The Irish Centre for Human Rights at NUI Galway has brought together 23 of Ireland’s leading human rights groups to adopt a common vision for human rights in Irish Foreign Policy.
The Galway Platform on Human Rights in Irish Foreign Policy sets out the basic human rights standards and practices by which Ireland should be held to account in its dealings with other countries, as well as in its activities at EU and UN levels.
Among the groups that have signed the document are Amnesty International, Pavee Point, Trócaire, University College Dublin, the Irish Council for Civil Liberties and the Irish Congress of Trade Unions.
The ‘Galway Platform’ contains 47 specific observations and proposals to government in the context of the current consultation on a review of Irish Foreign Policy being undertaken by the Department of Foreign Affairs and Trade. These are realistic and measured recommendations intended to ensure that Ireland holds true to the human rights commitments that it has freely entered into.
Professor Michael O’Flaherty, Director of the Irish Centre for Human Rights at NUI Galway said he was delighted that “so many important human rights groups were able to come to Galway and agree on this wide-ranging road map for human rights in Irish Foreign Policy”.
“Although the Government is already getting a lot right when it comes to the promotion of human rights internationally, no one would dispute that it can do so much more. The Irish Centre for Human Rights and the other signatories are putting the Galway Platform recommendations to government so that Ireland can be an international champion of human rights to make us proud,” said Professor O’Flaherty.

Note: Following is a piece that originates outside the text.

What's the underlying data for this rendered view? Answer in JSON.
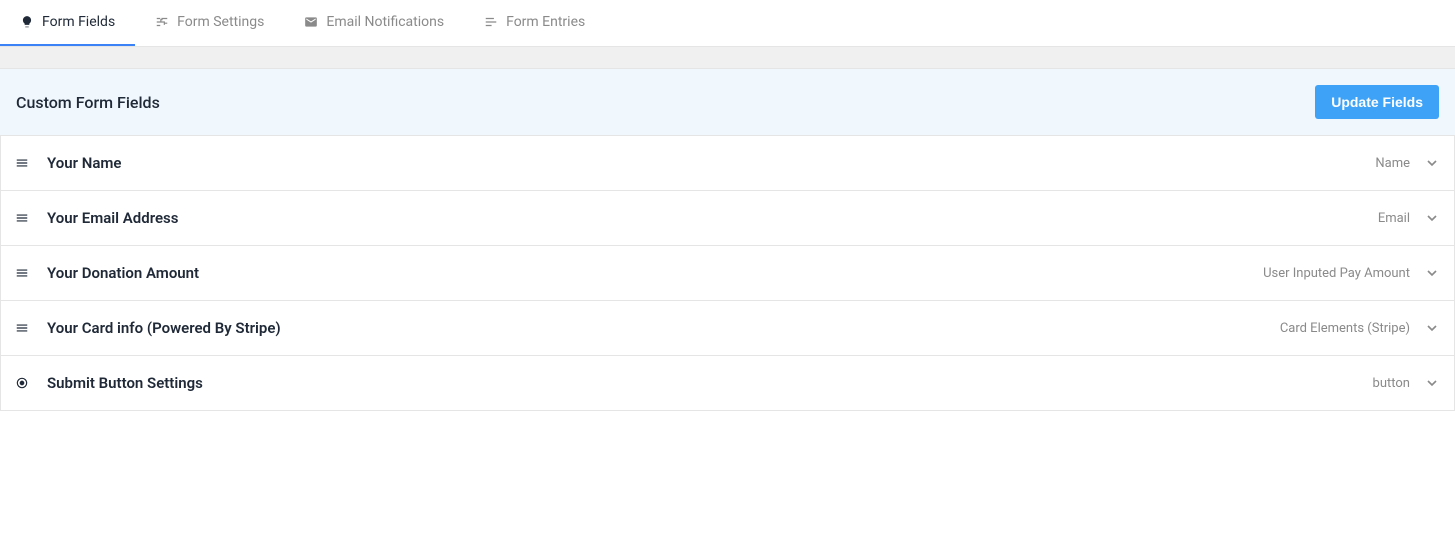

Caption: Pictured at the Galway Platform on Human Rights in Irish Foreign Policy, facilitated by NUI Galway’s Irish Centre for Human Rights were L-R: Michael O’Flaherty Irish Centre for Human Rights, NUI Galway (ICHR) and Nicole Mannion (Department of Foreign Affairs and Trade).